Go through the material and copy each line in which the word "headings" shows up.
[[ RECORDS FOR THE EXERCISE, beginning ]]
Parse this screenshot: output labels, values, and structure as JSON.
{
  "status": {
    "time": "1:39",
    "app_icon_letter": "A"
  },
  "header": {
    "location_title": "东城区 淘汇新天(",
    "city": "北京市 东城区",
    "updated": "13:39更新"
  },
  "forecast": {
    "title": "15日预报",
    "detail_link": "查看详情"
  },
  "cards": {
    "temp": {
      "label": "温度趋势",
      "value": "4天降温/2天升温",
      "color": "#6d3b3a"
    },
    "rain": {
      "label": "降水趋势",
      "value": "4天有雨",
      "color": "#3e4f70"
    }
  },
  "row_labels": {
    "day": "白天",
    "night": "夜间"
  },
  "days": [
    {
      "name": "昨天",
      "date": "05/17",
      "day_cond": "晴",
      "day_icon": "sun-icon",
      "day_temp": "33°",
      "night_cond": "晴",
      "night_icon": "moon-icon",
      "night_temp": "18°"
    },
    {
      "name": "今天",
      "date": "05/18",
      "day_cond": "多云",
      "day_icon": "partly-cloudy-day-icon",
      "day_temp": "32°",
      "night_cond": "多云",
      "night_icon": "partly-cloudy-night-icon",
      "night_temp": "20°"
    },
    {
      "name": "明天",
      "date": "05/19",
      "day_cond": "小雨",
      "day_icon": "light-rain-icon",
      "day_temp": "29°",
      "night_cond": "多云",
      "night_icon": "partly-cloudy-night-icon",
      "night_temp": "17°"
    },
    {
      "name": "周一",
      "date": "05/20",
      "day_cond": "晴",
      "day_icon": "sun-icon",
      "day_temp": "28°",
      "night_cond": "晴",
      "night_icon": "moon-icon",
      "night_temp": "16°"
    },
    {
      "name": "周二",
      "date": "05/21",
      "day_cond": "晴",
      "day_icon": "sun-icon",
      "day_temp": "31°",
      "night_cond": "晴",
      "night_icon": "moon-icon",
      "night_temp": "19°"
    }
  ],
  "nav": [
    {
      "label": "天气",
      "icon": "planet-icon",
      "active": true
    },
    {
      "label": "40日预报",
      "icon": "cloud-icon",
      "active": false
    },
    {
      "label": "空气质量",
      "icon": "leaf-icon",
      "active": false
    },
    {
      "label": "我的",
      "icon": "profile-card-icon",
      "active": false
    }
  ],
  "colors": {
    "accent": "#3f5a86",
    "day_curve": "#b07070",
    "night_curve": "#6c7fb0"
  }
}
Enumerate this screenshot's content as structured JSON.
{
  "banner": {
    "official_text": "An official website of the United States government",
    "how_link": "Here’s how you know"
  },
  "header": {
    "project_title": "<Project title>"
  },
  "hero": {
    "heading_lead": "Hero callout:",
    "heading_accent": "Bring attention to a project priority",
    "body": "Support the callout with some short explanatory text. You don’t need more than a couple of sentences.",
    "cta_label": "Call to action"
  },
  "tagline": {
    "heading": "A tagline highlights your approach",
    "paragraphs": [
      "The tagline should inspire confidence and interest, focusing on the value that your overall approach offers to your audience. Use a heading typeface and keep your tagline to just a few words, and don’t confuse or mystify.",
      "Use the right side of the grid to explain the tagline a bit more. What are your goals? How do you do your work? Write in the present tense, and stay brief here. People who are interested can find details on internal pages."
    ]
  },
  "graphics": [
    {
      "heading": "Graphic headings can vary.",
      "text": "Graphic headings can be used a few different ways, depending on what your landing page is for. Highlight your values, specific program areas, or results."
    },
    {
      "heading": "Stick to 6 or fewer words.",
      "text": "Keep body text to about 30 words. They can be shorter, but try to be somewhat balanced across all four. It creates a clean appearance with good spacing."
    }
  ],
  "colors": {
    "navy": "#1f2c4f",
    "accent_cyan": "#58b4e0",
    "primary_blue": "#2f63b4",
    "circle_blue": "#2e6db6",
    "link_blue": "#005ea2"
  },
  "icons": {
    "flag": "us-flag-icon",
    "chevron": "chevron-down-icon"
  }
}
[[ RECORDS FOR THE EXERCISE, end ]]
PROBLEM SOLUTION:
      "heading": "Graphic headings can vary.",
      "text": "Graphic headings can be used a few different ways, depending on what your landing page is for. Highlight your values, specific program areas, or results."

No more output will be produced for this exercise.